Trends in key categories continued to be mostly positive during the summer as boat sales made steady gains during another year of recovery for the industry.
Info-Link Technologies said this week that sales of powerboats 15 feet and larger rose 7 percent for the rolling three-month period from June through August, compared with the same period last year, in its bellwether states, which the company says are 20 geographically dispersed states that represent more than half of the U.S. market and are predictive of the overall market.
The data are based on new-boat registrations.
Sales of outboard boats 15 feet and larger and sales of outboard sportfishing boats each rose 9.5 percent and sales of ski boats rose 8 percent for the period. Sales of sterndrive boats and jetboats were down 4.5 percent.
“We had a somewhat slow start to the season,” Info-Link managing director Jack Ellis said Thursday. “Everyone points to the fact that it was a wintry start, but we bounced back hard in June. June was a great month.”
“PWCs have done extraordinarily well this year,” he said, mentioning the Sea-Doo Spark as a boat that has helped drive sales in the segment.
“Ski boats are also doing well,” Ellis said, “and what’s encouraging about that is that they tend to be bought by people who are younger.”
The industry has made it a priority to try to attract more young adults to boating as the baby-boom generation ages.
Discussing the gain in sportfishing boat sales, Ellis said “we think that’s largely a reflection of the recovery of the real estate market in Florida.”
Based on data available to date for the rolling 12-month period that ended in August, Info-Link said sales of outboards 15 feet and larger were up 10.6 percent, at 123,700; sales of fiberglass jetboats were up 12 percent, at 3,400; sales of inboard boats were up 13.4 percent, at 8,500; and sales of sterndrive boats were down 4.6 percent, at 13,900 in the overall U.S. market, compared with the same period a year earlier.
Sales of all powerboats 15 feet and larger were up 9.1 percent, at 149,500, for the 12-month period.
“We’re now at more than three years of continual positive growth in boat sales,” Ellis said. Barring an unforeseen turndown in the economy, he said, Info-Link expects continued sales growth “at least for the next couple of years.”
Production of recreational boats was reduced during the recession and Ellis said that trend will reduce the number of late-model used boats on the market and could soon lead to more new-boat sales.

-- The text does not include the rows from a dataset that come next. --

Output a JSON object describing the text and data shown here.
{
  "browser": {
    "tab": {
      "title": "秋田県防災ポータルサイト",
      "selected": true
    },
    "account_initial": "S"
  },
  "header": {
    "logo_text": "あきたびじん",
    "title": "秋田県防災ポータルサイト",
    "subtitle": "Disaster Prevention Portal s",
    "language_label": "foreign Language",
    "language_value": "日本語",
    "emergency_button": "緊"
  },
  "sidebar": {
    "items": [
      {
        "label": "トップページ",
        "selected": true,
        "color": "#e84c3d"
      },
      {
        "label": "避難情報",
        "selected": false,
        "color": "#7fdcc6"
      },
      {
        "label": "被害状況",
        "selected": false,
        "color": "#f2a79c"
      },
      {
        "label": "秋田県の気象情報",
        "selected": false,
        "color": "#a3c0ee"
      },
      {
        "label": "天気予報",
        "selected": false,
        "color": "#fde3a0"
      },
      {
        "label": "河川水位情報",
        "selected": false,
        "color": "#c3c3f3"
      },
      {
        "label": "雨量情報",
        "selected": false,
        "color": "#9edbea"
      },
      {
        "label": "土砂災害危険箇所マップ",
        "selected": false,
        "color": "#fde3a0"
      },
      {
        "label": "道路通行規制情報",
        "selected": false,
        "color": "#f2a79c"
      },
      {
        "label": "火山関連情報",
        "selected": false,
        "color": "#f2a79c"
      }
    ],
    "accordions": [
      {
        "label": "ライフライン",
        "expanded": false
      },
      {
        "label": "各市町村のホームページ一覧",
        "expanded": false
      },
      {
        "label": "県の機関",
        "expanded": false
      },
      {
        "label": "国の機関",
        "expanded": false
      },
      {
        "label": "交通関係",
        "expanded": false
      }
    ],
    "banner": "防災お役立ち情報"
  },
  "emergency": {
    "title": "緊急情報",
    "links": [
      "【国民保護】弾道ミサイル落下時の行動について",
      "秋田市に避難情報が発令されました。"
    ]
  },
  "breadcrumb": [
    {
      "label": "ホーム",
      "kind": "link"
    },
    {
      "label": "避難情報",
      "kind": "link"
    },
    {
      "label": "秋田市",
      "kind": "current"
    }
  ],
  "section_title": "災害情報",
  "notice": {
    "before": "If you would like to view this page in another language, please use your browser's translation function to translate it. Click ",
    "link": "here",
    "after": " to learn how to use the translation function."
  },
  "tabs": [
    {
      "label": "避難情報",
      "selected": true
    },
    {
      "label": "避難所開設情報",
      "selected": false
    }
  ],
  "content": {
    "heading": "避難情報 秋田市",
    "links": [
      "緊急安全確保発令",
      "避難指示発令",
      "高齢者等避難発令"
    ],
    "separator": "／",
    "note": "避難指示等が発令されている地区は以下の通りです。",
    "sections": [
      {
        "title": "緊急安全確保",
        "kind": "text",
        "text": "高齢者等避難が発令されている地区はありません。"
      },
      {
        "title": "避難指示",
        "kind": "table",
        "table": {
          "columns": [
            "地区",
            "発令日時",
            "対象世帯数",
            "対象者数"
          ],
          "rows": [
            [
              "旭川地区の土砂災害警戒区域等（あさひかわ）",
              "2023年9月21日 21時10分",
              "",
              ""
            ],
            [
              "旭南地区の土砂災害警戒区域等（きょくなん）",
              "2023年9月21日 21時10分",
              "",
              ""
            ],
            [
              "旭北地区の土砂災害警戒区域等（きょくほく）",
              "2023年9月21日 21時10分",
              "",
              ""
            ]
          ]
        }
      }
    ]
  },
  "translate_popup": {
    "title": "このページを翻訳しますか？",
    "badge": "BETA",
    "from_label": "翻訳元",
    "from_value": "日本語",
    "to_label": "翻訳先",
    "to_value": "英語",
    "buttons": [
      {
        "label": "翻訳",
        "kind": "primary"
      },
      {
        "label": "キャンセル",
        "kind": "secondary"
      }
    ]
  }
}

“A lot of people [who prefer to buy late-model boats] aren’t going to have that luxury,” he said.
The prices of those boats will rise as the number available shrinks. Seeing the prices of those boats rise toward the cost of new ones, consumers might decide that buying a new boat is a smart decision, Ellis said.